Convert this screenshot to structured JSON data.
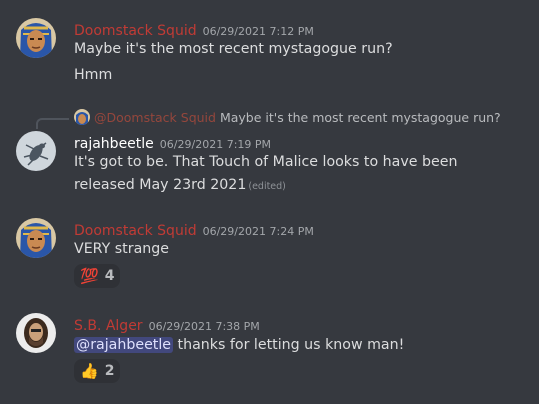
{
  "colors": {
    "background": "#36393f",
    "doomstack": "#c13b35",
    "rajah": "#ffffff",
    "alger": "#c13b35",
    "mention_bg": "#4a4f9a"
  },
  "messages": [
    {
      "author": "Doomstack Squid",
      "timestamp": "06/29/2021 7:12 PM",
      "lines": [
        "Maybe it's the most recent mystagogue run?",
        "Hmm"
      ]
    },
    {
      "reply": {
        "author": "@Doomstack Squid",
        "text": "Maybe it's the most recent mystagogue run?"
      },
      "author": "rajahbeetle",
      "timestamp": "06/29/2021 7:19 PM",
      "lines": [
        "It's got to be. That Touch of Malice looks to have been",
        "released May 23rd 2021"
      ],
      "edited": "(edited)"
    },
    {
      "author": "Doomstack Squid",
      "timestamp": "06/29/2021 7:24 PM",
      "lines": [
        "VERY strange"
      ],
      "reaction": {
        "emoji": "💯",
        "count": "4"
      }
    },
    {
      "author": "S.B. Alger",
      "timestamp": "06/29/2021 7:38 PM",
      "mention": "@rajahbeetle",
      "text_after_mention": " thanks for letting us know man!",
      "reaction": {
        "emoji": "👍",
        "count": "2"
      }
    }
  ]
}
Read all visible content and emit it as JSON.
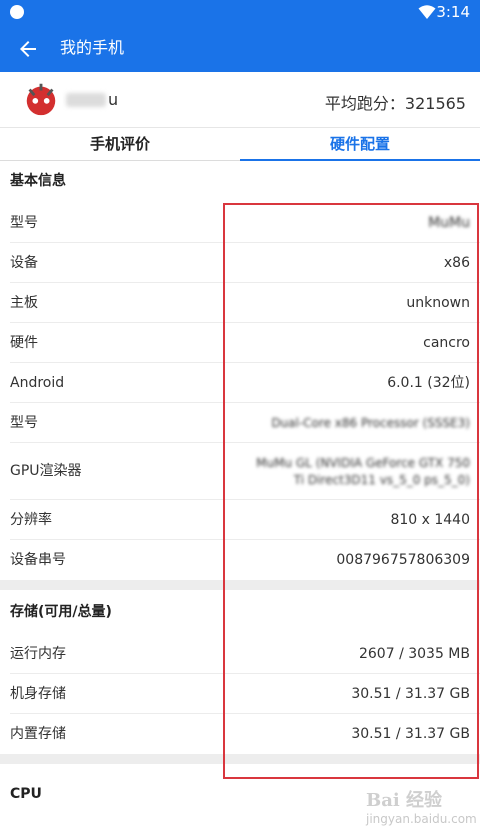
{
  "status_bar": {
    "time": "3:14"
  },
  "app_bar": {
    "title": "我的手机"
  },
  "user": {
    "name_suffix": "u",
    "score_label": "平均跑分：321565"
  },
  "tabs": [
    {
      "label": "手机评价",
      "active": false
    },
    {
      "label": "硬件配置",
      "active": true
    }
  ],
  "sections": {
    "basic": {
      "title": "基本信息",
      "rows": [
        {
          "label": "型号",
          "value": "MuMu"
        },
        {
          "label": "设备",
          "value": "x86"
        },
        {
          "label": "主板",
          "value": "unknown"
        },
        {
          "label": "硬件",
          "value": "cancro"
        },
        {
          "label": "Android",
          "value": "6.0.1 (32位)"
        },
        {
          "label": "型号",
          "value": "Dual-Core x86 Processor (SSSE3)"
        },
        {
          "label": "GPU渲染器",
          "value": "MuMu GL (NVIDIA GeForce GTX 750 Ti Direct3D11 vs_5_0 ps_5_0)"
        },
        {
          "label": "分辨率",
          "value": "810 x 1440"
        },
        {
          "label": "设备串号",
          "value": "008796757806309"
        }
      ]
    },
    "storage": {
      "title": "存储(可用/总量)",
      "rows": [
        {
          "label": "运行内存",
          "value": "2607 / 3035 MB"
        },
        {
          "label": "机身存储",
          "value": "30.51 / 31.37 GB"
        },
        {
          "label": "内置存储",
          "value": "30.51 / 31.37 GB"
        }
      ]
    },
    "cpu": {
      "title": "CPU"
    }
  },
  "watermark": {
    "text": "Bai 经验",
    "sub": "jingyan.baidu.com"
  },
  "colors": {
    "primary": "#1a73e8",
    "highlight_border": "#d9363e"
  }
}
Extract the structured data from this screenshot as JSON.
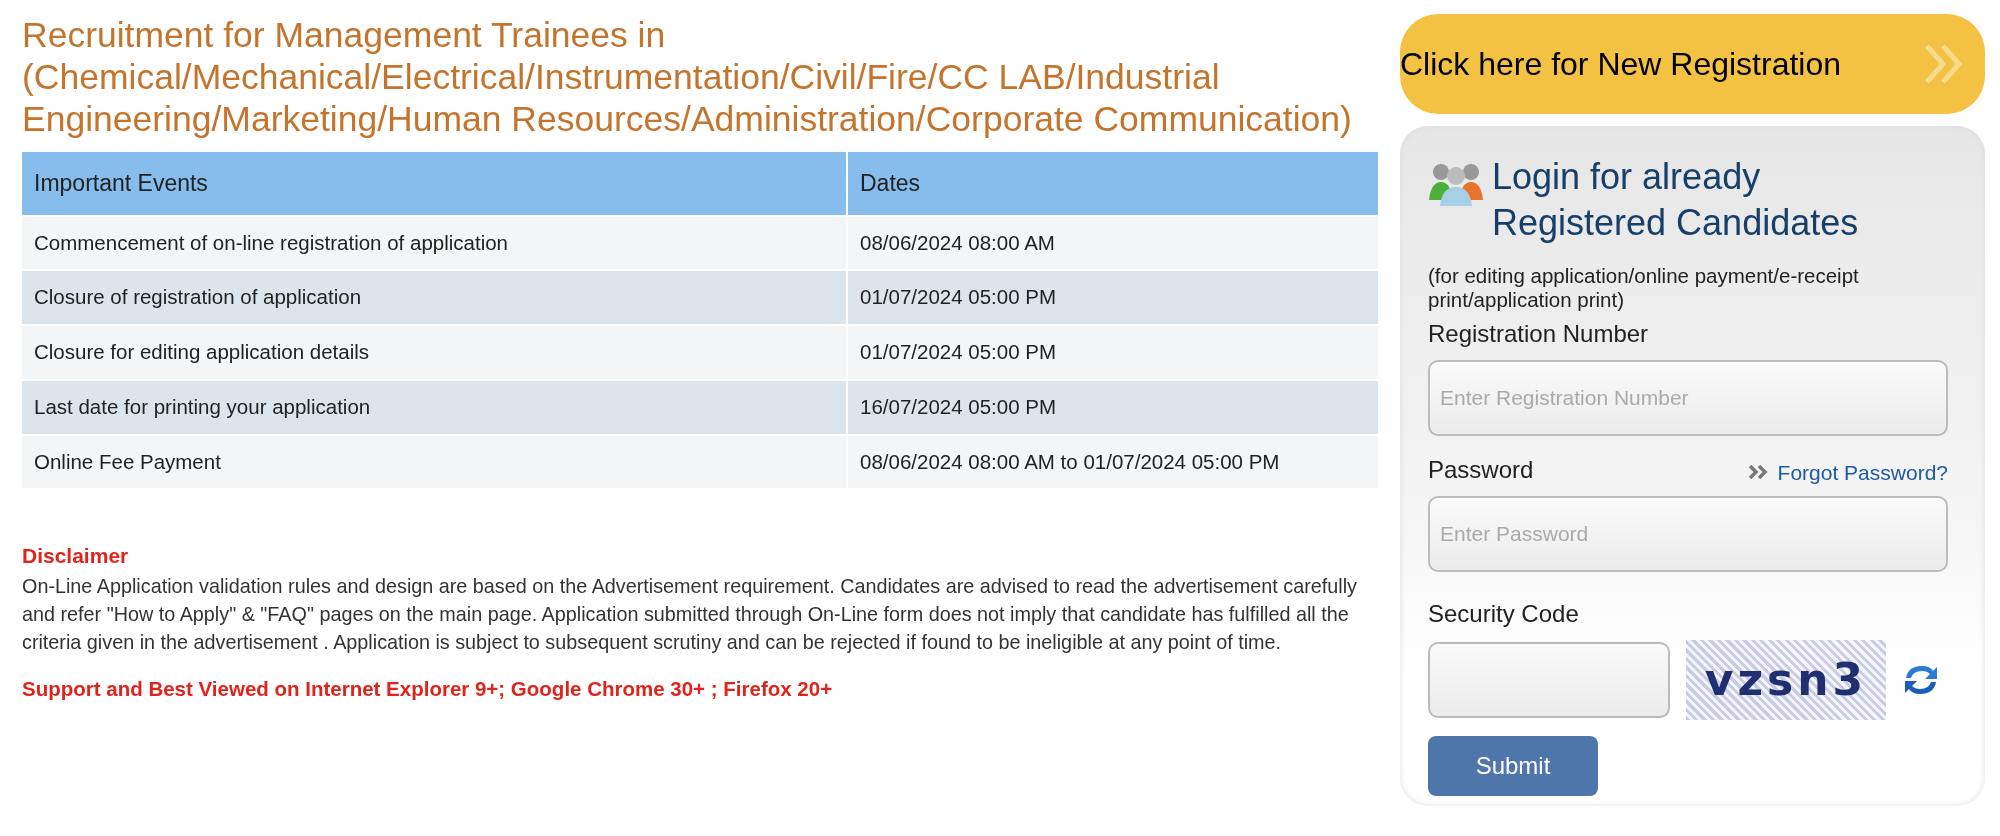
{
  "title": "Recruitment for Management Trainees in (Chemical/Mechanical/Electrical/Instrumentation/Civil/Fire/CC LAB/Industrial Engineering/Marketing/Human Resources/Administration/Corporate Communication)",
  "events_table": {
    "columns": [
      "Important Events",
      "Dates"
    ],
    "rows": [
      {
        "event": "Commencement of on-line registration of application",
        "date": "08/06/2024 08:00 AM"
      },
      {
        "event": "Closure of registration of application",
        "date": "01/07/2024 05:00 PM"
      },
      {
        "event": "Closure for editing application details",
        "date": "01/07/2024 05:00 PM"
      },
      {
        "event": "Last date for printing your application",
        "date": "16/07/2024 05:00 PM"
      },
      {
        "event": "Online Fee Payment",
        "date": "08/06/2024 08:00 AM to 01/07/2024 05:00 PM"
      }
    ]
  },
  "disclaimer": {
    "heading": "Disclaimer",
    "text": "On-Line Application validation rules and design are based on the Advertisement requirement. Candidates are advised to read the advertisement carefully and refer \"How to Apply\" & \"FAQ\" pages on the main page. Application submitted through On-Line form does not imply that candidate has fulfilled all the criteria given in the advertisement . Application is subject to subsequent scrutiny and can be rejected if found to be ineligible at any point of time."
  },
  "browser_note": "Support and Best Viewed on Internet Explorer 9+; Google Chrome 30+ ; Firefox 20+",
  "new_registration_button": "Click here for New Registration",
  "login": {
    "heading": "Login for already Registered Candidates",
    "subtitle": "(for editing application/online payment/e-receipt print/application print)",
    "registration_label": "Registration Number",
    "registration_placeholder": "Enter Registration Number",
    "password_label": "Password",
    "forgot_link": "Forgot Password?",
    "password_placeholder": "Enter Password",
    "security_label": "Security Code",
    "captcha": "vzsn3",
    "submit": "Submit"
  }
}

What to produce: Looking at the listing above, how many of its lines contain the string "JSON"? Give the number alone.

Answer space: 3